▶ TASK INPUT
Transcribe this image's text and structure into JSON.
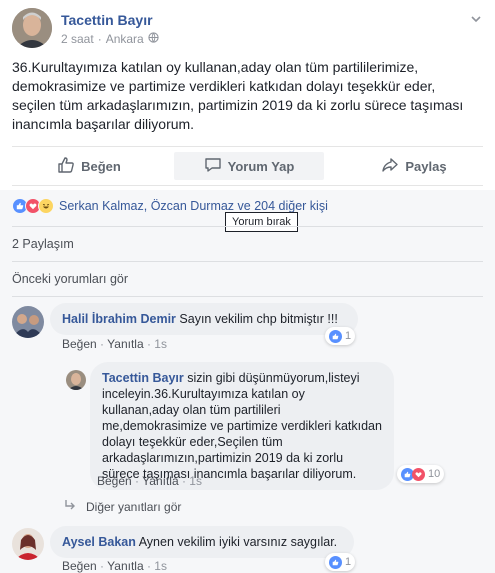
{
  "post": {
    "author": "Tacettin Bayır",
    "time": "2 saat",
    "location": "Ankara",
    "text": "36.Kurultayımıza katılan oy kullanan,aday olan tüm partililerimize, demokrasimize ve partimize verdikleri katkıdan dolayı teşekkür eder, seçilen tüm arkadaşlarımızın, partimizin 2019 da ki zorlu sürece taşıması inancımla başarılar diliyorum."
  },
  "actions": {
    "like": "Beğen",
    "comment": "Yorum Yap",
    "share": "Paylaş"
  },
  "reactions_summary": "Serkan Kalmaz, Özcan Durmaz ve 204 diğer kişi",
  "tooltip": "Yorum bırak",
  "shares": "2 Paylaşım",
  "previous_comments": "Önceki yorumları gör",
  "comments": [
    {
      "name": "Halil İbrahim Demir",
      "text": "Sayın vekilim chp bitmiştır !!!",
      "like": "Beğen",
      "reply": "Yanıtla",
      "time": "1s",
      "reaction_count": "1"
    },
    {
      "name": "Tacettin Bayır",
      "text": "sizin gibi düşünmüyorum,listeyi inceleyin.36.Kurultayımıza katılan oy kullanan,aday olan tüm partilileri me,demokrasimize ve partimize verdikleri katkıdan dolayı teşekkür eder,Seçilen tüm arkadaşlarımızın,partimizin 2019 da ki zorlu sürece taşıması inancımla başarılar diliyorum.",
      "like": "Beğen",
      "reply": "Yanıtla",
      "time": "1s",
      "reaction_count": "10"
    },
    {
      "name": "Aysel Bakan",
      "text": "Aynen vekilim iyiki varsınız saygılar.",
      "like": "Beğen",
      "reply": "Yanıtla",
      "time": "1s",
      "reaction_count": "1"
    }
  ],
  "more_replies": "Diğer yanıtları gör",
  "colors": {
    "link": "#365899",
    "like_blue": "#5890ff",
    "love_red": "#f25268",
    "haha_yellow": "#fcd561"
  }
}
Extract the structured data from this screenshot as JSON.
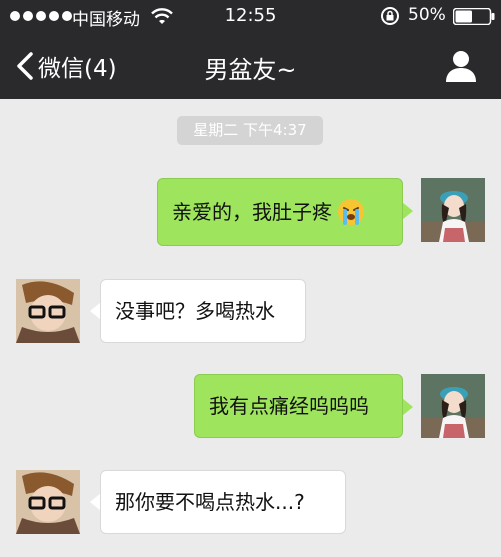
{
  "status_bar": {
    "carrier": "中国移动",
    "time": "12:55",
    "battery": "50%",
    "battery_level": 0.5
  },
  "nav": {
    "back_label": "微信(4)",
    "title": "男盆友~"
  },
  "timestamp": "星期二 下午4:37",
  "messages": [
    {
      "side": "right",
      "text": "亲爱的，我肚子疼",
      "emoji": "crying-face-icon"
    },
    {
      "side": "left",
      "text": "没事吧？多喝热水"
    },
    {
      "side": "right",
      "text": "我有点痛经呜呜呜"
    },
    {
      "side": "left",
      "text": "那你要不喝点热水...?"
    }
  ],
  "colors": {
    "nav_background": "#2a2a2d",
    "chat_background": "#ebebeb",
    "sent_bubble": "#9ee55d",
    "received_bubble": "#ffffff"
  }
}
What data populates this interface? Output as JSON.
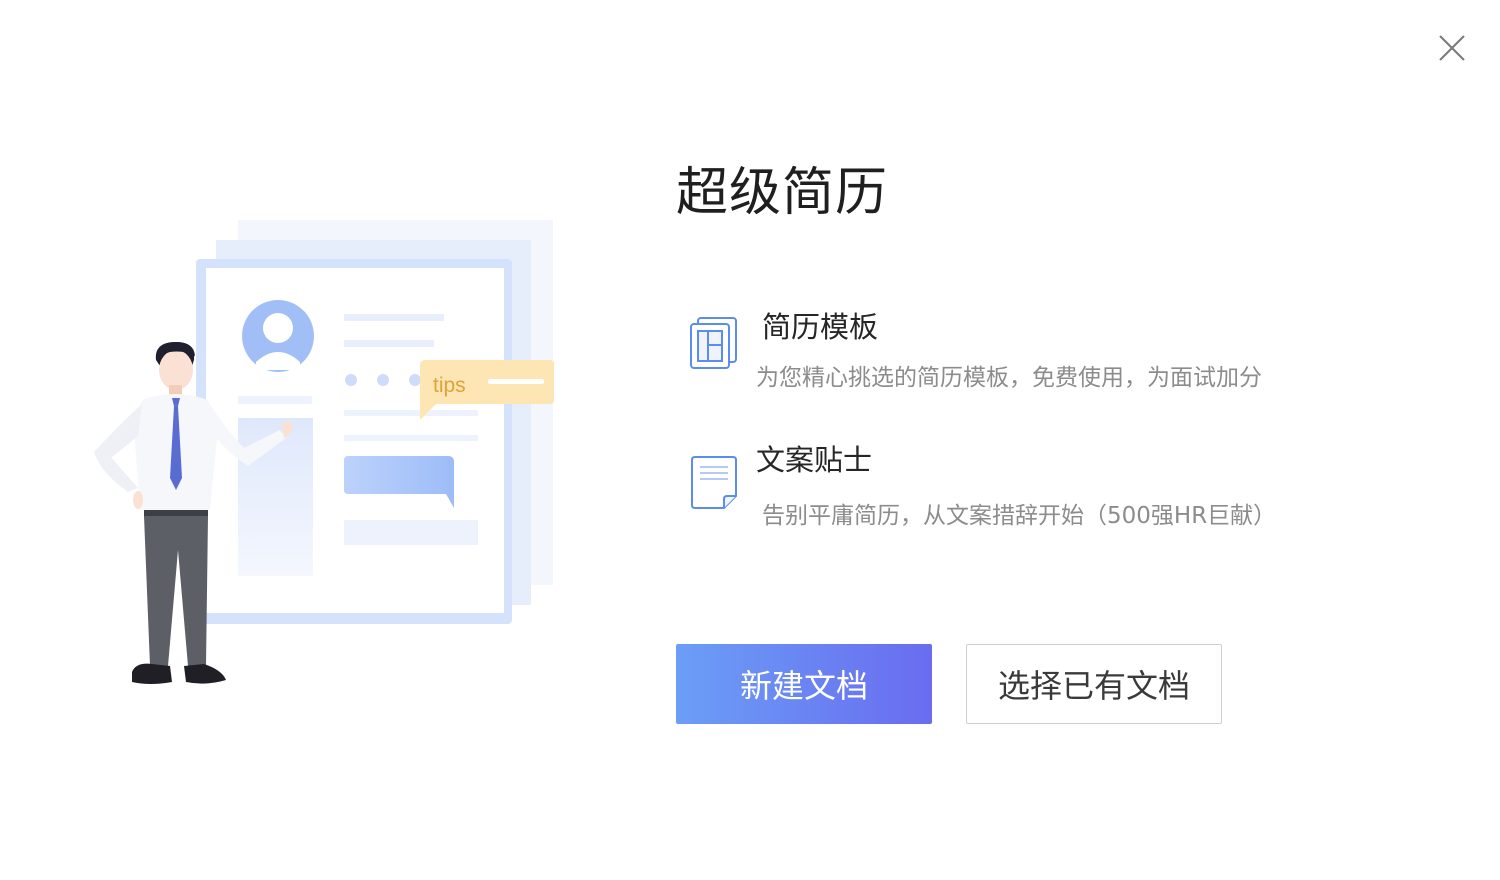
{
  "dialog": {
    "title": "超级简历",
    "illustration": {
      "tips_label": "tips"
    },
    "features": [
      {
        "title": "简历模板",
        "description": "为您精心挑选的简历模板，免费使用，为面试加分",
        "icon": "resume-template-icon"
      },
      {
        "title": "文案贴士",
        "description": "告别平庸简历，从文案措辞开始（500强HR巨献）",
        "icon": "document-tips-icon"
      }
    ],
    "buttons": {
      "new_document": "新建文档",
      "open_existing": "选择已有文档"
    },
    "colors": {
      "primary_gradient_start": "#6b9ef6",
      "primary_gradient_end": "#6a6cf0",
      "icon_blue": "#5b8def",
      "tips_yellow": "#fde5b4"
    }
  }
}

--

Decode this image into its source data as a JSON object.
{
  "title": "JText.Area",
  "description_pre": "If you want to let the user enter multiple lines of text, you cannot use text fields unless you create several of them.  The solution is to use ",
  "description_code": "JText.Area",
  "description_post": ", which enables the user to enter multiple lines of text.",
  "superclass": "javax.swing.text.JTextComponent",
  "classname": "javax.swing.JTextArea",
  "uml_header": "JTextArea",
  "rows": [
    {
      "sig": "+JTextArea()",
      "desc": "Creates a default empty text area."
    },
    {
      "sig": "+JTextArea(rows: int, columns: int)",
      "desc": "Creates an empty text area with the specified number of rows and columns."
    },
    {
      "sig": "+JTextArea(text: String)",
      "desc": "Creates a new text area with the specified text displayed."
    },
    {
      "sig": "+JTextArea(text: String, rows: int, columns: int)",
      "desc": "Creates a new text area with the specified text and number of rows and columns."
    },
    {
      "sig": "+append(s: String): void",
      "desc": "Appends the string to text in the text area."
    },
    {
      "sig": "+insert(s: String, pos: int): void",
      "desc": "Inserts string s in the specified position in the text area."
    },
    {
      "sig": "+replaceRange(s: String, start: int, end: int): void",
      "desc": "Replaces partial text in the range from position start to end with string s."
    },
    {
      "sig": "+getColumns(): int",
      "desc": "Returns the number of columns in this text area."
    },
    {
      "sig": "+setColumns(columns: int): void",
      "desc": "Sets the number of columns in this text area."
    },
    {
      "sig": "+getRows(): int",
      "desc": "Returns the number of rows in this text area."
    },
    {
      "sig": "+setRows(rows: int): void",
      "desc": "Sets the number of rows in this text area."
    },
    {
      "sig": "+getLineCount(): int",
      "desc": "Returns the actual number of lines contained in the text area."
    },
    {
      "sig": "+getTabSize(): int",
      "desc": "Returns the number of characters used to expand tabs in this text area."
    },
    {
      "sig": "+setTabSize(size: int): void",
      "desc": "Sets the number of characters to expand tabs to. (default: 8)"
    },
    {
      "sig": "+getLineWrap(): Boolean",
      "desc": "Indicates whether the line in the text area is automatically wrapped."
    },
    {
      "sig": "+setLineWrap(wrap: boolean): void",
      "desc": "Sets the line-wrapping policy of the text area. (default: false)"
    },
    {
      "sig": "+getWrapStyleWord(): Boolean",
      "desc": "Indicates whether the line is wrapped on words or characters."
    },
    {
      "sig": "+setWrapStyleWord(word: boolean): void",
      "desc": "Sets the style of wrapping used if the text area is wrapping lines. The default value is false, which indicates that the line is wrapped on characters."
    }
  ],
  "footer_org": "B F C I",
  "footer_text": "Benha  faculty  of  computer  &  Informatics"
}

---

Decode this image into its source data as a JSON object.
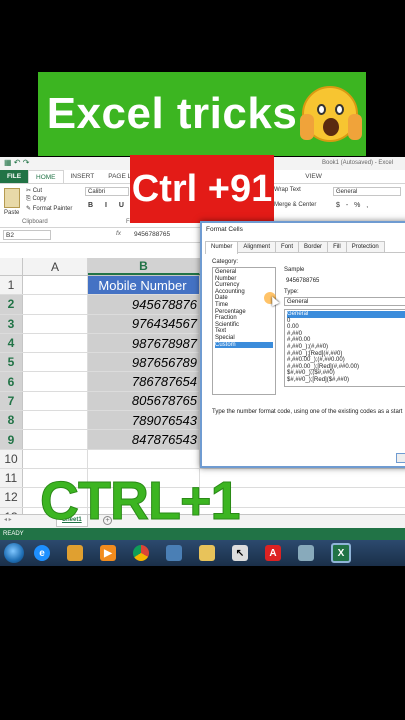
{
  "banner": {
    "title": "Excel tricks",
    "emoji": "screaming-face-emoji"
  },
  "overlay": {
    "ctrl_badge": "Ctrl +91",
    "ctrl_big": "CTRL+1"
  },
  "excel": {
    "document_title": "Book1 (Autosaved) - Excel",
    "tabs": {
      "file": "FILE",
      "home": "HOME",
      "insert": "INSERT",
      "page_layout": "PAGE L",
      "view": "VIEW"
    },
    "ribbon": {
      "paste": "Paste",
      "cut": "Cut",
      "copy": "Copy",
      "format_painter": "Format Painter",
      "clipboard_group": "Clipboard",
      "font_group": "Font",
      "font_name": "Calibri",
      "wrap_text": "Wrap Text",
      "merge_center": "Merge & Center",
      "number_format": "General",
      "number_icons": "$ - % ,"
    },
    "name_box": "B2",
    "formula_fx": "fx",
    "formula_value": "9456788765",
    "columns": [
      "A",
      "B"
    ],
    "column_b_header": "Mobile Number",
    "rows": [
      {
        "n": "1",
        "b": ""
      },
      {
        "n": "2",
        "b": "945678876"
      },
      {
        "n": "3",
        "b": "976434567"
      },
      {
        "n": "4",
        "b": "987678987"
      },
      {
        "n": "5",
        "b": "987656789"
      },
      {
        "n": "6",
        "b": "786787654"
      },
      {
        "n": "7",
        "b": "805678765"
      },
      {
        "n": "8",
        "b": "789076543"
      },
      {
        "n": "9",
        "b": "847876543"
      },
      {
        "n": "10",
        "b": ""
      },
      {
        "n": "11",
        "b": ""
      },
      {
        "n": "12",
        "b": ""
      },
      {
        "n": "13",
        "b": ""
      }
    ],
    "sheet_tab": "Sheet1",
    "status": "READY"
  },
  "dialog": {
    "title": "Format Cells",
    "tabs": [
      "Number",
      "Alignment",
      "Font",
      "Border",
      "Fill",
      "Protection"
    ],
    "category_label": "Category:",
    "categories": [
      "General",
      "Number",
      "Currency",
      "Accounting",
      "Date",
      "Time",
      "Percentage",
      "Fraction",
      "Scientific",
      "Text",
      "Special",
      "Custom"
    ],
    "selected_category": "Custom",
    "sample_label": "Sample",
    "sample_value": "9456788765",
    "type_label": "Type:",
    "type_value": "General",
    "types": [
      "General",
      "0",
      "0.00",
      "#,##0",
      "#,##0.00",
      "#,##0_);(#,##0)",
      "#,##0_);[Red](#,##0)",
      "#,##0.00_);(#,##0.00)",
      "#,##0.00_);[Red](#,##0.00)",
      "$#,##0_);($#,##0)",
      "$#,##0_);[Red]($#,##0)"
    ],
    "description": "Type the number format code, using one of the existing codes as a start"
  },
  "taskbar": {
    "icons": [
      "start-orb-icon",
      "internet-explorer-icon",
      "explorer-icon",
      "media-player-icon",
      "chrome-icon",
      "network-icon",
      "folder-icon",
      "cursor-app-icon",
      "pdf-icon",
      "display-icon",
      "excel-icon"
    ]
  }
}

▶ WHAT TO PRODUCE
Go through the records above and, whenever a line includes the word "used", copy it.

▶ TASK RESULT
      "desc": "Returns the number of characters used to expand tabs in this text area."
      "desc": "Sets the style of wrapping used if the text area is wrapping lines. The default value is false, which indicates that the line is wrapped on characters."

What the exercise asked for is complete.